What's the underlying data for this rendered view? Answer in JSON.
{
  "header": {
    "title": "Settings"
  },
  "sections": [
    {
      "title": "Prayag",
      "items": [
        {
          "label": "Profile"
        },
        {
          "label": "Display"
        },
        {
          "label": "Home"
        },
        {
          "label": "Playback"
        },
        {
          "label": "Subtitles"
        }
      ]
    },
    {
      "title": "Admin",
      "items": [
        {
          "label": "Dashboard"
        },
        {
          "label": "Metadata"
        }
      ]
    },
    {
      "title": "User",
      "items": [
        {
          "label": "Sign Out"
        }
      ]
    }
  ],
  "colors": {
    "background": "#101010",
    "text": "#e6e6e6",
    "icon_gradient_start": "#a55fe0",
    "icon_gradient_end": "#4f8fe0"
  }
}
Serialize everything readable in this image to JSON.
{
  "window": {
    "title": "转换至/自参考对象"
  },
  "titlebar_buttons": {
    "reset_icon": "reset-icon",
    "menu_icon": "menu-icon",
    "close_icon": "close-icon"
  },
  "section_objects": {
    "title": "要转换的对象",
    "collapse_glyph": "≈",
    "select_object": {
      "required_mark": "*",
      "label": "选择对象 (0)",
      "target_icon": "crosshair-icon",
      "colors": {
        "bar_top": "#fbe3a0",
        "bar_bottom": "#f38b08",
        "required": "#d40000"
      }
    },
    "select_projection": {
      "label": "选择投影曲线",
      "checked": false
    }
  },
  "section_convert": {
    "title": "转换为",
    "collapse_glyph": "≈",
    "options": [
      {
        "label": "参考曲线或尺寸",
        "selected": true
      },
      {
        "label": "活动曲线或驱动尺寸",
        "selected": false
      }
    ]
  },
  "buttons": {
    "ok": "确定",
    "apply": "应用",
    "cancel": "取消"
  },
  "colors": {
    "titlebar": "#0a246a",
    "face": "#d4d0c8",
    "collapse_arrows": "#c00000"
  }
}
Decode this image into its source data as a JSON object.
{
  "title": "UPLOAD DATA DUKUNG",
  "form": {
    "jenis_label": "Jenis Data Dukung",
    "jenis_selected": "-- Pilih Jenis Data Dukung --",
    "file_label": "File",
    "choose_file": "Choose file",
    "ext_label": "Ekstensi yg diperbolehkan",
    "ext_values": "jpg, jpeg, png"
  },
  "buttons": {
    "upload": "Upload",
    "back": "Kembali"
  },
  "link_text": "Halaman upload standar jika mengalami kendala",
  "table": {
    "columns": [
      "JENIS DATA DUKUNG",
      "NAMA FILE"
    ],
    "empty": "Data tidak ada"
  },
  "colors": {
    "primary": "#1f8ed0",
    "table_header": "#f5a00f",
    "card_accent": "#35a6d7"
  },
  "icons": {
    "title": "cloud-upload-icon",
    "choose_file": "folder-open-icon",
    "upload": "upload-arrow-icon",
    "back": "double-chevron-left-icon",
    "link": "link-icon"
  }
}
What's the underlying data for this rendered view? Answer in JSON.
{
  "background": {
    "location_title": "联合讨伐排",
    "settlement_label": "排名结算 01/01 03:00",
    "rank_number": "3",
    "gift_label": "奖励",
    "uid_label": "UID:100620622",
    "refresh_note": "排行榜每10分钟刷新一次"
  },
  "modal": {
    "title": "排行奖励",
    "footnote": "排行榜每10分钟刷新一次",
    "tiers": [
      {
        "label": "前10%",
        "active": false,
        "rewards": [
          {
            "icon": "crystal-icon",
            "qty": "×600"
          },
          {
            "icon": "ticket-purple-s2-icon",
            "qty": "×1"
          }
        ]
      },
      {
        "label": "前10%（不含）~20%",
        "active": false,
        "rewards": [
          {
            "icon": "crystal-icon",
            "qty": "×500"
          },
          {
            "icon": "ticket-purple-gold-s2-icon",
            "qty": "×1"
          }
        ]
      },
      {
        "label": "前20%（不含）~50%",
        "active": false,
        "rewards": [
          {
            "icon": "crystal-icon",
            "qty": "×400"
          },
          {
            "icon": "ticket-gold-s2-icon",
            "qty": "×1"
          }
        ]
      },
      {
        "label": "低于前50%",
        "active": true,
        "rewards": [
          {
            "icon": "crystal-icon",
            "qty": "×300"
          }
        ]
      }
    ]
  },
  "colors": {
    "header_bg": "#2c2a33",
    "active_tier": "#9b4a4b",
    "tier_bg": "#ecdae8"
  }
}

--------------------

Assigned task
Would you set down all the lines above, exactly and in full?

Exercise response
What's the underlying data for this rendered view? Answer in JSON.
{
  "header": {
    "title": "Settings"
  },
  "sections": [
    {
      "title": "Prayag",
      "items": [
        {
          "label": "Profile"
        },
        {
          "label": "Display"
        },
        {
          "label": "Home"
        },
        {
          "label": "Playback"
        },
        {
          "label": "Subtitles"
        }
      ]
    },
    {
      "title": "Admin",
      "items": [
        {
          "label": "Dashboard"
        },
        {
          "label": "Metadata"
        }
      ]
    },
    {
      "title": "User",
      "items": [
        {
          "label": "Sign Out"
        }
      ]
    }
  ],
  "colors": {
    "background": "#101010",
    "text": "#e6e6e6",
    "icon_gradient_start": "#a55fe0",
    "icon_gradient_end": "#4f8fe0"
  }
}
Serialize everything readable in this image to JSON.
{
  "window": {
    "title": "转换至/自参考对象"
  },
  "titlebar_buttons": {
    "reset_icon": "reset-icon",
    "menu_icon": "menu-icon",
    "close_icon": "close-icon"
  },
  "section_objects": {
    "title": "要转换的对象",
    "collapse_glyph": "≈",
    "select_object": {
      "required_mark": "*",
      "label": "选择对象 (0)",
      "target_icon": "crosshair-icon",
      "colors": {
        "bar_top": "#fbe3a0",
        "bar_bottom": "#f38b08",
        "required": "#d40000"
      }
    },
    "select_projection": {
      "label": "选择投影曲线",
      "checked": false
    }
  },
  "section_convert": {
    "title": "转换为",
    "collapse_glyph": "≈",
    "options": [
      {
        "label": "参考曲线或尺寸",
        "selected": true
      },
      {
        "label": "活动曲线或驱动尺寸",
        "selected": false
      }
    ]
  },
  "buttons": {
    "ok": "确定",
    "apply": "应用",
    "cancel": "取消"
  },
  "colors": {
    "titlebar": "#0a246a",
    "face": "#d4d0c8",
    "collapse_arrows": "#c00000"
  }
}
Decode this image into its source data as a JSON object.
{
  "title": "UPLOAD DATA DUKUNG",
  "form": {
    "jenis_label": "Jenis Data Dukung",
    "jenis_selected": "-- Pilih Jenis Data Dukung --",
    "file_label": "File",
    "choose_file": "Choose file",
    "ext_label": "Ekstensi yg diperbolehkan",
    "ext_values": "jpg, jpeg, png"
  },
  "buttons": {
    "upload": "Upload",
    "back": "Kembali"
  },
  "link_text": "Halaman upload standar jika mengalami kendala",
  "table": {
    "columns": [
      "JENIS DATA DUKUNG",
      "NAMA FILE"
    ],
    "empty": "Data tidak ada"
  },
  "colors": {
    "primary": "#1f8ed0",
    "table_header": "#f5a00f",
    "card_accent": "#35a6d7"
  },
  "icons": {
    "title": "cloud-upload-icon",
    "choose_file": "folder-open-icon",
    "upload": "upload-arrow-icon",
    "back": "double-chevron-left-icon",
    "link": "link-icon"
  }
}
What's the underlying data for this rendered view? Answer in JSON.
{
  "background": {
    "location_title": "联合讨伐排",
    "settlement_label": "排名结算 01/01 03:00",
    "rank_number": "3",
    "gift_label": "奖励",
    "uid_label": "UID:100620622",
    "refresh_note": "排行榜每10分钟刷新一次"
  },
  "modal": {
    "title": "排行奖励",
    "footnote": "排行榜每10分钟刷新一次",
    "tiers": [
      {
        "label": "前10%",
        "active": false,
        "rewards": [
          {
            "icon": "crystal-icon",
            "qty": "×600"
          },
          {
            "icon": "ticket-purple-s2-icon",
            "qty": "×1"
          }
        ]
      },
      {
        "label": "前10%（不含）~20%",
        "active": false,
        "rewards": [
          {
            "icon": "crystal-icon",
            "qty": "×500"
          },
          {
            "icon": "ticket-purple-gold-s2-icon",
            "qty": "×1"
          }
        ]
      },
      {
        "label": "前20%（不含）~50%",
        "active": false,
        "rewards": [
          {
            "icon": "crystal-icon",
            "qty": "×400"
          },
          {
            "icon": "ticket-gold-s2-icon",
            "qty": "×1"
          }
        ]
      },
      {
        "label": "低于前50%",
        "active": true,
        "rewards": [
          {
            "icon": "crystal-icon",
            "qty": "×300"
          }
        ]
      }
    ]
  },
  "colors": {
    "header_bg": "#2c2a33",
    "active_tier": "#9b4a4b",
    "tier_bg": "#ecdae8"
  }
}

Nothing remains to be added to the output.